Task details
Your answer must be an exact copy of the records, minus any pictures.

Items from an interface collection
──────────────────────────────

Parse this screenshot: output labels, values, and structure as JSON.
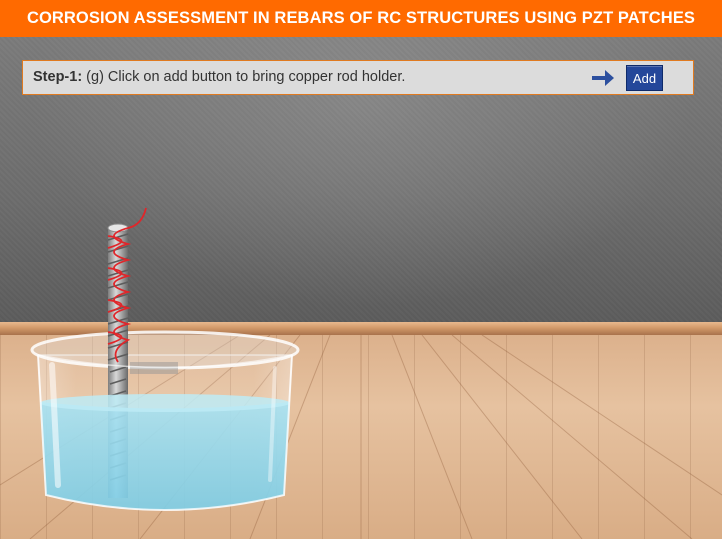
{
  "header": {
    "title": "CORROSION ASSESSMENT IN REBARS OF RC STRUCTURES USING PZT PATCHES"
  },
  "instruction": {
    "step_label": "Step-1:",
    "step_text": " (g) Click on add button to bring copper rod holder."
  },
  "controls": {
    "add_label": "Add",
    "arrow_icon": "arrow-right-icon"
  },
  "colors": {
    "header_bg": "#ff6a00",
    "button_bg": "#24479a",
    "arrow": "#2c4f9e",
    "wire": "#e0262a",
    "water": "#8fd6ea"
  },
  "scene": {
    "objects": [
      "glass-beaker",
      "water",
      "rebar",
      "copper-wire-coil"
    ]
  }
}
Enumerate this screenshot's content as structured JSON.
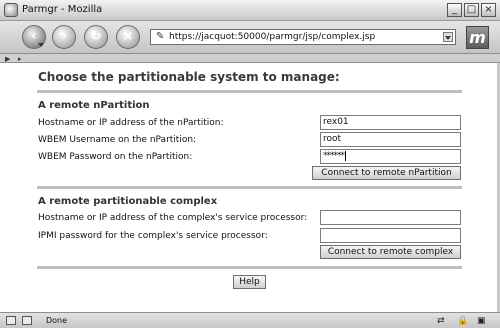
{
  "window": {
    "title": "Parmgr - Mozilla",
    "controls": {
      "minimize": "_",
      "maximize": "□",
      "close": "×"
    }
  },
  "toolbar": {
    "back_icon": "back-arrow-icon",
    "forward_icon": "forward-arrow-icon",
    "reload_icon": "reload-icon",
    "stop_icon": "stop-icon",
    "url": "https://jacquot:50000/parmgr/jsp/complex.jsp",
    "brand_logo": "m"
  },
  "tabstrip": {
    "left_arrow": "▶",
    "right_arrow": "▸"
  },
  "page": {
    "heading": "Choose the partitionable system to manage:",
    "npartition": {
      "section_title": "A remote nPartition",
      "hostname_label": "Hostname or IP address of the nPartition:",
      "hostname_value": "rex01",
      "username_label": "WBEM Username on the nPartition:",
      "username_value": "root",
      "password_label": "WBEM Password on the nPartition:",
      "password_value": "******",
      "connect_button": "Connect to remote nPartition"
    },
    "complex": {
      "section_title": "A remote partitionable complex",
      "hostname_label": "Hostname or IP address of the complex's service processor:",
      "hostname_value": "",
      "ipmi_label": "IPMI password for the complex's service processor:",
      "ipmi_value": "",
      "connect_button": "Connect to remote complex"
    },
    "help_button": "Help"
  },
  "statusbar": {
    "status": "Done"
  },
  "colors": {
    "window_chrome": "#d6d6d6",
    "rule": "#bdbdbd",
    "heading": "#3a3a3a"
  }
}
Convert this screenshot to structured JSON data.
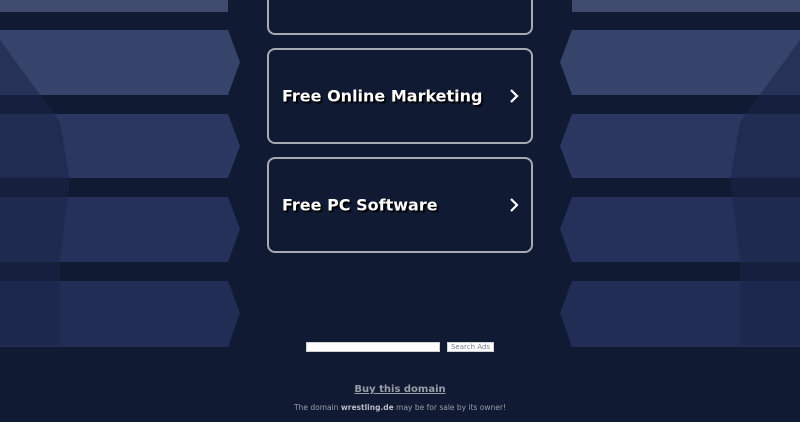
{
  "links": [
    {
      "label": ""
    },
    {
      "label": "Free Online Marketing"
    },
    {
      "label": "Free PC Software"
    }
  ],
  "search": {
    "value": "",
    "button_label": "Search Ads"
  },
  "buy_domain": {
    "label": "Buy this domain"
  },
  "footer": {
    "prefix": "The domain ",
    "domain": "wrestling.de",
    "suffix": " may be for sale by its owner!"
  },
  "colors": {
    "background": "#101a33",
    "box_border": "#a7aab2",
    "text": "#ffffff"
  },
  "icons": {
    "link_arrow": "chevron-right-icon"
  }
}
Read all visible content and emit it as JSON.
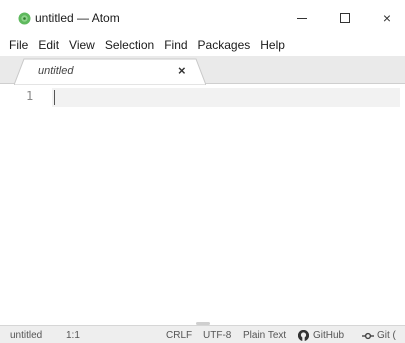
{
  "window": {
    "title": "untitled — Atom",
    "controls": {
      "minimize": "minimize",
      "maximize": "maximize",
      "close": "×"
    }
  },
  "menu": {
    "items": [
      "File",
      "Edit",
      "View",
      "Selection",
      "Find",
      "Packages",
      "Help"
    ]
  },
  "tabs": [
    {
      "label": "untitled",
      "close": "×"
    }
  ],
  "editor": {
    "line_numbers": [
      "1"
    ]
  },
  "status": {
    "file": "untitled",
    "position": "1:1",
    "line_ending": "CRLF",
    "encoding": "UTF-8",
    "grammar": "Plain Text",
    "github": "GitHub",
    "git": "Git (",
    "icons": {
      "github": "github-icon",
      "git": "git-commit-icon"
    }
  },
  "colors": {
    "app_icon": "#5fb95e",
    "tab_bar": "#eaeaea",
    "cursor_line": "#f2f2f2",
    "status_bar": "#eeeeee"
  }
}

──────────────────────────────

Answer
Parse this screenshot: output labels, values, and structure as JSON.
{
  "header": {
    "title": "CORROSION ASSESSMENT IN REBARS OF RC STRUCTURES USING PZT PATCHES"
  },
  "instruction": {
    "step_label": "Step-1:",
    "step_text": " (g) Click on add button to bring copper rod holder."
  },
  "controls": {
    "add_label": "Add",
    "arrow_icon": "arrow-right-icon"
  },
  "colors": {
    "header_bg": "#ff6a00",
    "button_bg": "#24479a",
    "arrow": "#2c4f9e",
    "wire": "#e0262a",
    "water": "#8fd6ea"
  },
  "scene": {
    "objects": [
      "glass-beaker",
      "water",
      "rebar",
      "copper-wire-coil"
    ]
  }
}
Enumerate this screenshot's content as structured JSON.
{
  "window": {
    "title": "Parmgr - Mozilla",
    "controls": {
      "minimize": "_",
      "maximize": "□",
      "close": "×"
    }
  },
  "toolbar": {
    "back_icon": "back-arrow-icon",
    "forward_icon": "forward-arrow-icon",
    "reload_icon": "reload-icon",
    "stop_icon": "stop-icon",
    "url": "https://jacquot:50000/parmgr/jsp/complex.jsp",
    "brand_logo": "m"
  },
  "tabstrip": {
    "left_arrow": "▶",
    "right_arrow": "▸"
  },
  "page": {
    "heading": "Choose the partitionable system to manage:",
    "npartition": {
      "section_title": "A remote nPartition",
      "hostname_label": "Hostname or IP address of the nPartition:",
      "hostname_value": "rex01",
      "username_label": "WBEM Username on the nPartition:",
      "username_value": "root",
      "password_label": "WBEM Password on the nPartition:",
      "password_value": "******",
      "connect_button": "Connect to remote nPartition"
    },
    "complex": {
      "section_title": "A remote partitionable complex",
      "hostname_label": "Hostname or IP address of the complex's service processor:",
      "hostname_value": "",
      "ipmi_label": "IPMI password for the complex's service processor:",
      "ipmi_value": "",
      "connect_button": "Connect to remote complex"
    },
    "help_button": "Help"
  },
  "statusbar": {
    "status": "Done"
  },
  "colors": {
    "window_chrome": "#d6d6d6",
    "rule": "#bdbdbd",
    "heading": "#3a3a3a"
  }
}
Convert this screenshot to structured JSON data.
{
  "links": [
    {
      "label": ""
    },
    {
      "label": "Free Online Marketing"
    },
    {
      "label": "Free PC Software"
    }
  ],
  "search": {
    "value": "",
    "button_label": "Search Ads"
  },
  "buy_domain": {
    "label": "Buy this domain"
  },
  "footer": {
    "prefix": "The domain ",
    "domain": "wrestling.de",
    "suffix": " may be for sale by its owner!"
  },
  "colors": {
    "background": "#101a33",
    "box_border": "#a7aab2",
    "text": "#ffffff"
  },
  "icons": {
    "link_arrow": "chevron-right-icon"
  }
}
Read all visible content and emit it as JSON.
{
  "window": {
    "title": "untitled — Atom",
    "controls": {
      "minimize": "minimize",
      "maximize": "maximize",
      "close": "×"
    }
  },
  "menu": {
    "items": [
      "File",
      "Edit",
      "View",
      "Selection",
      "Find",
      "Packages",
      "Help"
    ]
  },
  "tabs": [
    {
      "label": "untitled",
      "close": "×"
    }
  ],
  "editor": {
    "line_numbers": [
      "1"
    ]
  },
  "status": {
    "file": "untitled",
    "position": "1:1",
    "line_ending": "CRLF",
    "encoding": "UTF-8",
    "grammar": "Plain Text",
    "github": "GitHub",
    "git": "Git (",
    "icons": {
      "github": "github-icon",
      "git": "git-commit-icon"
    }
  },
  "colors": {
    "app_icon": "#5fb95e",
    "tab_bar": "#eaeaea",
    "cursor_line": "#f2f2f2",
    "status_bar": "#eeeeee"
  }
}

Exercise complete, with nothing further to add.